February saw the launch of One Digital, a £2m Lottery-funded programme to recruit, train and support 1,400 Digital Champions to help 9,500 people develop basic IT skills. It brings together Age UK, the Scottish Council of Voluntary Organisations, Citizens Online, Digital Unite, Affinity Sutton and AbilityNet to reach groups including those with disability and accessibility needs, young adults looking for work, the over 65s, and users of third sector organisations.
“The mission and objective at Go ON was to use the transformative power of the internet to improve the prospects of individuals, families, communities and organisations,” explains John Perkins, QIPN’s guest blogger this month. “Our work at Dot Everyone builds on that through our basic digital skills projects of which the project featured in the blog is one example.”
Over 12.6 million people in the UK do not have basic digital skills, including 4.5 million older people. Research by Experian found 40 per cent of working age social tenants have no access to the internet and yet the majority of these who are of working age will be affected by Universal Credit which is being rolled out as ‘digital by default’.
Although Spring Online will not take place this year, it does not leave a vacuum. “We’ve made all the assets we’ve produced in the past available on our website but there’s just no specific date,” explains Digital Unite’s Katharine Teed. “Many of our partners, including a lot of housing associations, began to run their own activities under their own steam, so there’s a legacy. We ran the campaign for 14 years and it’s become very expensive to run, so when our sponsors weren’t able to continue this year, we took the difficult decision not to run a proactive campaign.”

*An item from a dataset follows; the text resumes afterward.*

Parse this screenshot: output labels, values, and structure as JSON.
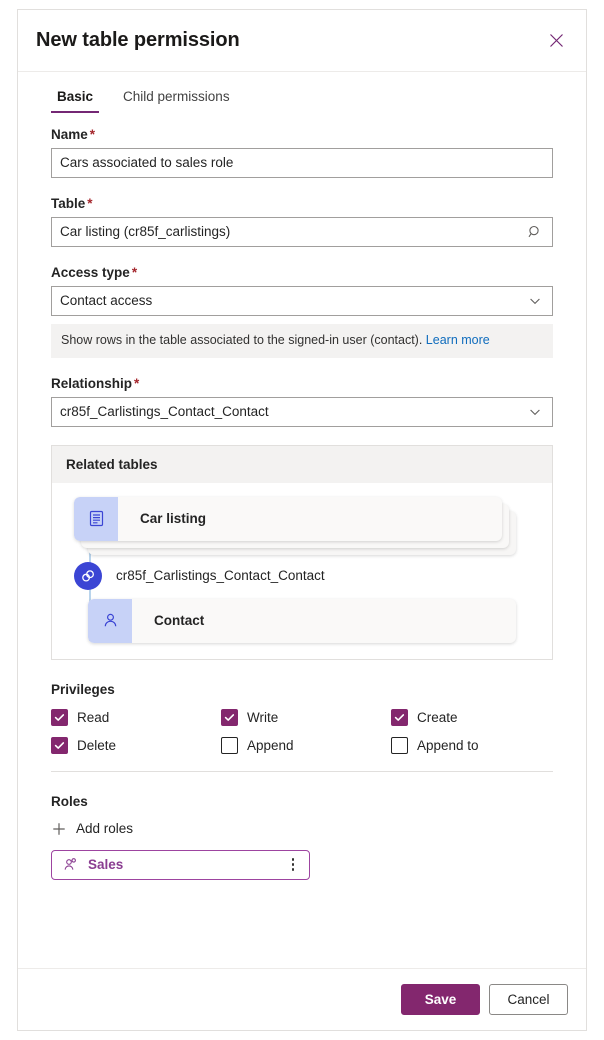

A key feature of past Spring Online projects has been the Digital Champion element, now central to the One Digital programme. According to Citizens Online, one in five people don’t stay online without ongoing support, so the peer support offered by Champions both engages new users who recognise ‘someone like me’ but is also more sustainable than a six week training programme, as help can remain on hand as needed.
Right now, the biggest issue for many landlords, and money advice agencies, is the introduction of Universal Credit. The transition for claimants has been found to be challenging enough, with 89 per cent of tenants falling into debt before their first payment during trials, but the government has also made it ‘digital by default’. Claimants will be generally expected to apply, and manage their claim, online using a system that is not always intuitive and prevents users from even saving their application part way through if they find they need to provide information they don’t have to hand. In 2014, Experian also found that 51 per cent of tenants felt unable to claim benefits online.
“Universal Credit may be an opportunity, as it will make people think about it and may inspire them to start, but you can’t start getting someone online by talking about Universal Credit. You have to start with what they’re interested in,” explains Katharine Teed, acknowledging that three quarters of non-users (77%) say they are just not interested. “They’re more motivated if it’s about keeping in contact with friends and family, or finding information. You can’t start with form filling and ticking boxes. People have to build up to become competent and confident. However,”
John Perkins agrees: “There has to be a balance between incentive or motivation led activity and more mandate led activity, regardless of how that balance sits.
“As in all change programmes, a steady flow of change will be less intimidating for people than a ‘big bang’. We use the expression 'first steps' when people engage in the online world. This enables people to build their confidence and competence steadily over time, and this is reflected in the learning models used in the local projects we support.”
So, beyond forcing people to get online, how do we encourage them to take the first steps?
“In terms of engaging the more reticent, it's really down to finding the hook or motivation that piques someone's interest. That can be anything from social engagement (such as sharing photos or music with friends and family ) through to finding better deals online, or keeping abreast of hobbies and interest areas. There truly is something for everyone out there.
“However, our project work is supported by a thread of online safety, especially if we are working with a more vulnerable group. Risk exists as part of life, just because a 'special offer' or similar is on line doesn't change that. The simple guidance is that if it looks too good to be true then in probably is. Collective industry bodies such as Internet Matters, the Internet Watch Foundation and many more give sound advice for people to follow.”
According to Digital Unite, 69% of people with poor digital skills are social groups C2DE. Quids in! magazine has spent the past eight years targeting social tenants in this profile and officially launches its digital edition next month. “We know there is a massive overlap between digitally excluded people and those who need help most to manage their money,” says the magazine’s publisher Steve Faragher. See Quids in! editor, Jeff Mitchell's blog on developing the new online publication.